"Our Republican colleagues face a critical choice between working with
Democrats in good faith to pass a law to protect our democracy, or siding with
Republican state legislatures that are orchestrating the largest contraction of
voting rights in decades," Schumer said.
President Joe Biden has said the federal legislation would "restore the soul
of America" by giving everyone equal access to the vote.
The legislation, known as the For the People Act, was given top billing on
the Democratic agenda, but the path ahead is unclear. Despite the expected
showing from McConnell, who has cultivated a reputation for turning the Senate
into a legislative graveyard, moderate members of the Democratic caucus also
pose a sizable obstacle to the bill becoming law.
Sens. Joe Manchin of West Virginia and Kyrsten Sinema of Arizona have both
said they oppose making changes to the Senate's filibuster rules, which would
be needed to maneuver the bill past Republican opposition and pass it with a
simple majority in a 50-50 Senate, with Vice President Kamala Harris delivering
the tiebreaking 51st vote.
Manchin has called for any elections overhaul to be done on a bipartisan
basis. Other Democrats want to pare back the bill to core voting protections to
try to put Republicans on the spot.
House resolution H.R. 1, and its companion, S. 1, in the Senate have been in

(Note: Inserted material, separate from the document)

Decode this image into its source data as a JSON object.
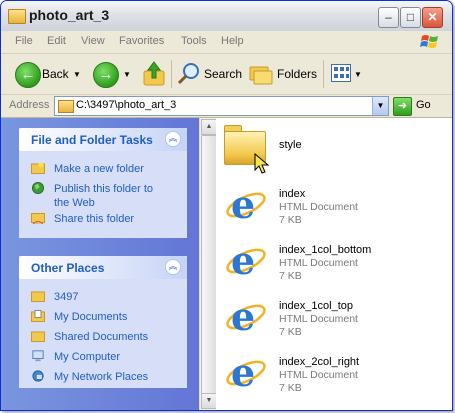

the works for several years. As passed by the House in March, the legislation
would create automatic voter registration nationwide, require states to offer
15 days of early voting, require more disclosure from political donors and
restrict partisan gerrymandering of congressional districts, among other
changes. It would also compel states to offer no-excuse absentee voting.
In particular, it would force the disclosure of donors to "dark money"
political groups, which are a magnet for wealthy interests looking to influence
the political process while remaining anonymous.
McConnell has spent a career fighting for the free flow of campaign cash as
a constitutionally protected right to free speech.
One Republican aide who spoke on condition of anonymity to discuss the
situation without authorization said they are planning to try to strike full
sections of the bill and introduce other changes.
Democrats have been making their own changes to the bill to draw support.
Manchin has not yet signed on, and his backing will be crucial.
In the latest version of the legislation, states would have more time and
flexibility to put new federal rules in place. Some election officials had
complained of unrealistic timelines, increased costs and onerous requirements.
States would have more time to launch same-day voter registration at polling
places and to comply with new voting system requirements. They would also be
able to apply for an extension if they were unable to meet the deadline for
automatic voter registration. Officials have said these are complex processes
that require equipment changes or upgrades that will take time to get in place.
Democrats are also dropping a requirement that local election offices
provide self-sealing envelopes with mail ballots and cover the costs of return
postage. Instead, they plan to require the U.S. Postal Service to carry mail
ballots and ballot request forms free of charge, with the federal government
picking up the tab.
Manchin told reporters Monday that he hadn't yet reviewed the changes but
remained open to supporting the bill.
"We are looking at everything. We hope there's a pathway there," he said.